### TASK REQUIREMENTS
Return the records below from the line containing "What's the underlying" onward, exactly, through and including the last line.

++++ EXTRACTED DATA

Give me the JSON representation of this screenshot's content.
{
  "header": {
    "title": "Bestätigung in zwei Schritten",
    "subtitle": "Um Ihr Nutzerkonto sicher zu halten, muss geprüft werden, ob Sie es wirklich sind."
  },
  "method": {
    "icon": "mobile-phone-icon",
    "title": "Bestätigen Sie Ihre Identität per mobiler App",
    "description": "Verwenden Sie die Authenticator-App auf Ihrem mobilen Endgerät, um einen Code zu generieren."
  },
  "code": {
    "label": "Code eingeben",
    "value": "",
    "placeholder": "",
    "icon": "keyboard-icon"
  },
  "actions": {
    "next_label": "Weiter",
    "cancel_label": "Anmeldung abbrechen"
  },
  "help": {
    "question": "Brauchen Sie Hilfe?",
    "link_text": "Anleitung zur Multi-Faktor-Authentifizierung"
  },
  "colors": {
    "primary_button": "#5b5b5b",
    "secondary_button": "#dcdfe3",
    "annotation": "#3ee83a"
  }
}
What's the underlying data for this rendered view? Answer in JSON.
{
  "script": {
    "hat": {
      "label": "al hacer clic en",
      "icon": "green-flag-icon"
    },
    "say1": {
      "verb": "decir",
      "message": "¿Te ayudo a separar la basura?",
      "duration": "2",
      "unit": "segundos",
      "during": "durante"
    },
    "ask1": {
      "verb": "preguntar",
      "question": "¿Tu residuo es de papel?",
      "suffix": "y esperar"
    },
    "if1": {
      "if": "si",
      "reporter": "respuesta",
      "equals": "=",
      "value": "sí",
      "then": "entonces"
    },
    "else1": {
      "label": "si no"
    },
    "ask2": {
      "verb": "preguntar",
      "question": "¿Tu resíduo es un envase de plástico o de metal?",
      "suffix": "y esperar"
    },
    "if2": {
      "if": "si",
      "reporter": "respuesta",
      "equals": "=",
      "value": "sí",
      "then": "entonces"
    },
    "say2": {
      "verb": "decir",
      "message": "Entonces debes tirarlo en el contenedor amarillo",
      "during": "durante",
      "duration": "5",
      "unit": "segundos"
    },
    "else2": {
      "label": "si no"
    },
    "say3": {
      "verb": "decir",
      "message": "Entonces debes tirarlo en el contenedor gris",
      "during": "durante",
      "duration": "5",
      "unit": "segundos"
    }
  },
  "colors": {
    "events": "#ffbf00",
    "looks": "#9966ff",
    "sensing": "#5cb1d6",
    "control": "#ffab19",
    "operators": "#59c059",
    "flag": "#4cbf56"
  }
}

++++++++

### TASK OUTPUT
What's the underlying data for this rendered view? Answer in JSON.
{
  "script": {
    "hat": {
      "label": "al hacer clic en",
      "icon": "green-flag-icon"
    },
    "say1": {
      "verb": "decir",
      "message": "¿Te ayudo a separar la basura?",
      "duration": "2",
      "unit": "segundos",
      "during": "durante"
    },
    "ask1": {
      "verb": "preguntar",
      "question": "¿Tu residuo es de papel?",
      "suffix": "y esperar"
    },
    "if1": {
      "if": "si",
      "reporter": "respuesta",
      "equals": "=",
      "value": "sí",
      "then": "entonces"
    },
    "else1": {
      "label": "si no"
    },
    "ask2": {
      "verb": "preguntar",
      "question": "¿Tu resíduo es un envase de plástico o de metal?",
      "suffix": "y esperar"
    },
    "if2": {
      "if": "si",
      "reporter": "respuesta",
      "equals": "=",
      "value": "sí",
      "then": "entonces"
    },
    "say2": {
      "verb": "decir",
      "message": "Entonces debes tirarlo en el contenedor amarillo",
      "during": "durante",
      "duration": "5",
      "unit": "segundos"
    },
    "else2": {
      "label": "si no"
    },
    "say3": {
      "verb": "decir",
      "message": "Entonces debes tirarlo en el contenedor gris",
      "during": "durante",
      "duration": "5",
      "unit": "segundos"
    }
  },
  "colors": {
    "events": "#ffbf00",
    "looks": "#9966ff",
    "sensing": "#5cb1d6",
    "control": "#ffab19",
    "operators": "#59c059",
    "flag": "#4cbf56"
  }
}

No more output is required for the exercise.